I got about half way through my plate when someone walked over to ask if they could join me at my communal-sized table of one. It was Logan, the CEO. He apologized about having to reschedule our meeting so many times and he asked if we could eat lunch together now instead.

Stunned that he knew who I was and confused that he was apologizing, I stumbled through some form of a yes. We ate lunch together. I’m a slow eater, but I went especially slow, so as to not finish my plate before him. I wanted to talk to him and here I was. No empty plate was going to cut that short.

It was perhaps an unremarkable conversation. He did not reveal some secret revelation about the universe nor did I. But, it was a meaningful conversation. I’ve always valued people’s actions over their words. And here he was, showing me that he cared enough to know who I was and to be concerned about making sure we met. And mostly I remember how he made me feel: that I mattered and my curiosity mattered.

Three years later Logan tried out a Lunch With the CEO program for the company. Lyft was a few thousand people by this time. He met with various teams over lunch. My team was one of the first. We shared some details about our lives and drifted into talking about work. He asked a lot of questions, “Tell me more about this feature you just launched…What excites you about it?”

He seemed to know the details of what our team had been working on, and what we plan to work on better than most of us on the team. He did his research and he was speaking from a place that cared, both about us and about what we were making.

During that lunch, he saw my teammates and I as people he could learn from. That made us feel like we mattered and had ownership over what we did. I can’t imagine a better impact that a CEO could have on their employees.

It still happens. Just a few months ago a few members on my team stayed for dinner and ended up having a similar experience of Logan joining the table to eat with them.

Final Thoughts

People ask me about how my role has changed during my five and a half years. Mainly, it’s that I wear fewer hats but I’m able to go deeper. But the one constant has been the organizational values.

I joined Lyft for one reason: It was one of the few tech companies that talked about the human impact of the service it makes. This has not changed during my five and a half years. Was transportation and ride sharing interesting to me? Sure. But so were many other technologies.

Mission is a company exists in the world. Values are a company exists in the world.

Lyft’s mission: Improve people’s lives with the world’s best transportation.

Lyft’s values: Uplyft others. Be yourself. Make it happen.

Mission gets fuzzy in Silicon Valley. startup is out to “change the world.” While I applaud those efforts, the statement becomes noise. Every company has a world changing mission. Few companies talk about their values.

Values need to be consistent across every touchpoint a person has with a company, whether as a customer or employee. Each of the people in the stories I told embody at least one of the Lyft values.
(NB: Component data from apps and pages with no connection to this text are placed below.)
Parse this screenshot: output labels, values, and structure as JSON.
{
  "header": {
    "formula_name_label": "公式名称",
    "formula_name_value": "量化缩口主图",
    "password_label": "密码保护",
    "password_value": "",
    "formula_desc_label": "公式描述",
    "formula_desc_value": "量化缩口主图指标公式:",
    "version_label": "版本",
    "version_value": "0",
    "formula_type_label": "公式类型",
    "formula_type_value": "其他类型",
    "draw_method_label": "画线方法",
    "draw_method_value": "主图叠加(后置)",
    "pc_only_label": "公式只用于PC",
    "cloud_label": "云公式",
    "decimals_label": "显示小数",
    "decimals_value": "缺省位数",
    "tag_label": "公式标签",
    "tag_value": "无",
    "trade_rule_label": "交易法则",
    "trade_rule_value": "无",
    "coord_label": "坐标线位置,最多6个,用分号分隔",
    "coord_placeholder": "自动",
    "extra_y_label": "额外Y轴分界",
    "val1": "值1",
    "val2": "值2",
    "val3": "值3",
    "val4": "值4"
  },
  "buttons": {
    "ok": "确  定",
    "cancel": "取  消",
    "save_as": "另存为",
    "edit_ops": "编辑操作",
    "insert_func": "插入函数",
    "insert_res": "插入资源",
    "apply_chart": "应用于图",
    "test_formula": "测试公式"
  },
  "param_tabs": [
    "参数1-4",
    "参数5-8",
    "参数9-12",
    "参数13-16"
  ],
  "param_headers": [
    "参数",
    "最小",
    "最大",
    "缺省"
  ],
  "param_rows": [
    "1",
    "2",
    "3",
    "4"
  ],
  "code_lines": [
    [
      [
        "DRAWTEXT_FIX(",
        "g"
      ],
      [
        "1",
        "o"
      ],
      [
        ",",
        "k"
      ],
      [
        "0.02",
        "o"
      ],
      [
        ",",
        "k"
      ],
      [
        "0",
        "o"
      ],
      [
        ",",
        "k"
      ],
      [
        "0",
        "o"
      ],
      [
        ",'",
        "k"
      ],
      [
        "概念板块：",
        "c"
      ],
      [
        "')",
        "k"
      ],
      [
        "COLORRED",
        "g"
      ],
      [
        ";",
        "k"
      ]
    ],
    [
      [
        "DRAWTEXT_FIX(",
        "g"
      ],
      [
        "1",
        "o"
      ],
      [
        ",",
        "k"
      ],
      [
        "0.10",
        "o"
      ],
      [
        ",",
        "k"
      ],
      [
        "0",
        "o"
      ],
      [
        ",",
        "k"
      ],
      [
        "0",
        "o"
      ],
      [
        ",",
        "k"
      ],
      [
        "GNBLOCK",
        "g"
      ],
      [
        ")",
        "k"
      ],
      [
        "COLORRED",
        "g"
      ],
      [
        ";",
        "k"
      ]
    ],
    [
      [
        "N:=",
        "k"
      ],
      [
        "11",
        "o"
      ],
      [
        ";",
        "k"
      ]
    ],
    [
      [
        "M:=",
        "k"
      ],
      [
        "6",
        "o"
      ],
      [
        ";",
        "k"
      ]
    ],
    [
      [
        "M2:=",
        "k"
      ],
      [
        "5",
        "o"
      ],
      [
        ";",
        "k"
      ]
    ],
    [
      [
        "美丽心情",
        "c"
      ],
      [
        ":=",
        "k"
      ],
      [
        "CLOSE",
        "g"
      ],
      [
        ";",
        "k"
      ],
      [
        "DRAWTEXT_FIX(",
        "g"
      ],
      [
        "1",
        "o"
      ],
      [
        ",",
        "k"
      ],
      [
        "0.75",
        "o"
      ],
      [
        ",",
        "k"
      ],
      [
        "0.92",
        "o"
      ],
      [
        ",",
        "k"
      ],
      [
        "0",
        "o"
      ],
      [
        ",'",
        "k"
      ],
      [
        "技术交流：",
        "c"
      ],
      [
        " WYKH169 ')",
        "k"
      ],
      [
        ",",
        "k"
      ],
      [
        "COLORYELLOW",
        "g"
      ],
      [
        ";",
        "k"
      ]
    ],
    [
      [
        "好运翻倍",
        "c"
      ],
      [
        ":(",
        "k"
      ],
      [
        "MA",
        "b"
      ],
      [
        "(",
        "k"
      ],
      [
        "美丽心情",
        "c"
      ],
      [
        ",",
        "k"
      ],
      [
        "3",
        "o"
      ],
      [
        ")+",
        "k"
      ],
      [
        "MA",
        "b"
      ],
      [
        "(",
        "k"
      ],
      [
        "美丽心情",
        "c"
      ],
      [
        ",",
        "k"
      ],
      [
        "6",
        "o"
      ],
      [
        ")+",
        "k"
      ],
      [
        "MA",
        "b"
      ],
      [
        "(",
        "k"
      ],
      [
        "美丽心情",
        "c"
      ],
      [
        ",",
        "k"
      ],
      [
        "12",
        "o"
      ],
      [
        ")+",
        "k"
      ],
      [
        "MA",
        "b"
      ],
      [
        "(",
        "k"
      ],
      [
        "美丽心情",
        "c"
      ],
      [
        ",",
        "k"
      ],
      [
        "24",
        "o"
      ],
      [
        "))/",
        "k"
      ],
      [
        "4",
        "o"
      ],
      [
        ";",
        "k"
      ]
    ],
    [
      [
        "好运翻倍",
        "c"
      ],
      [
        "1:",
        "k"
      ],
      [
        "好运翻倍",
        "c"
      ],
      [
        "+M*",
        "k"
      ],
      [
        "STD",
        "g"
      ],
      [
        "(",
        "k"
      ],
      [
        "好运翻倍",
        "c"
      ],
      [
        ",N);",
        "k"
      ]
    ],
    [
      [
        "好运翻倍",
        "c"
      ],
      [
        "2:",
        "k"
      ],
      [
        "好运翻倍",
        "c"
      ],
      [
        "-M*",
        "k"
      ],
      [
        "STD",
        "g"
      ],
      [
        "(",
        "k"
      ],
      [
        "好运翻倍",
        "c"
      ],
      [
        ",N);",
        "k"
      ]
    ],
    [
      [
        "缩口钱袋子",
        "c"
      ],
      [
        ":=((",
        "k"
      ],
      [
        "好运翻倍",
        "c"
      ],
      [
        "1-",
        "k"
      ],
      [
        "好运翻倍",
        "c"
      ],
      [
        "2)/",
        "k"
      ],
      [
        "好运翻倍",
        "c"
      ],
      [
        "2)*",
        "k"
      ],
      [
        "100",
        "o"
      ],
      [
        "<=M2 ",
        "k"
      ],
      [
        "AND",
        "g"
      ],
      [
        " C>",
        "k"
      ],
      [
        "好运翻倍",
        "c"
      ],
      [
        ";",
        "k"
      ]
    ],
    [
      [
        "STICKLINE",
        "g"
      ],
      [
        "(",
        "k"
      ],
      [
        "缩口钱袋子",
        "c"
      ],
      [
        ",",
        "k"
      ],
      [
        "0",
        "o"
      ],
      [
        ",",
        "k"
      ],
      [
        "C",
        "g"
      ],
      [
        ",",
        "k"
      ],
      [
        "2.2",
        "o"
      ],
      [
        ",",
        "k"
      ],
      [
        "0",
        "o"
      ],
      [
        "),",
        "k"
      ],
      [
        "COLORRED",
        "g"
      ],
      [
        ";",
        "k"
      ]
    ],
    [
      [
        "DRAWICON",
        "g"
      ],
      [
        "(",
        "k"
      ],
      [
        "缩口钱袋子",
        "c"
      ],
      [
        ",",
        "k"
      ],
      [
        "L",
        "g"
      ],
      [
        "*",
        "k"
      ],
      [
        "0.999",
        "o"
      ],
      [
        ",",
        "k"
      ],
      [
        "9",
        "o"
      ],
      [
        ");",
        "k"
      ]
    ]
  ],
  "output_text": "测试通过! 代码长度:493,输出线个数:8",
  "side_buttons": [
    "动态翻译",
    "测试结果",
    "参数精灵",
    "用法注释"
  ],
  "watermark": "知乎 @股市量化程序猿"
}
Is Lyft perfect? No. Is it always true to its values and does everyone always have a perfect experience? No. But the one unifying factor across every person I enjoyed working with was that they were more interested in supporting others than boosting their own status. There are an overwhelming number of people like this at Lyft, from CEO to IC. It is why I think Lyft as an organization and service will continue to be successful for the long haul. And it’s a learning I will take with me throughout my life.

Thank you once again to my many teachers at Lyft and the many more teachers still yet to come throughout my life.

1 The stories are true. But like any story written after the fact, the exact details may have been modified by my memory. Please accept them as such. To preserve anonymity (except the CEO story), I remove identifying information including gender — this is also to support the idea that can be these people.

I’m a design and growth focused product maker on a mission to make the world feel more human. Learn more: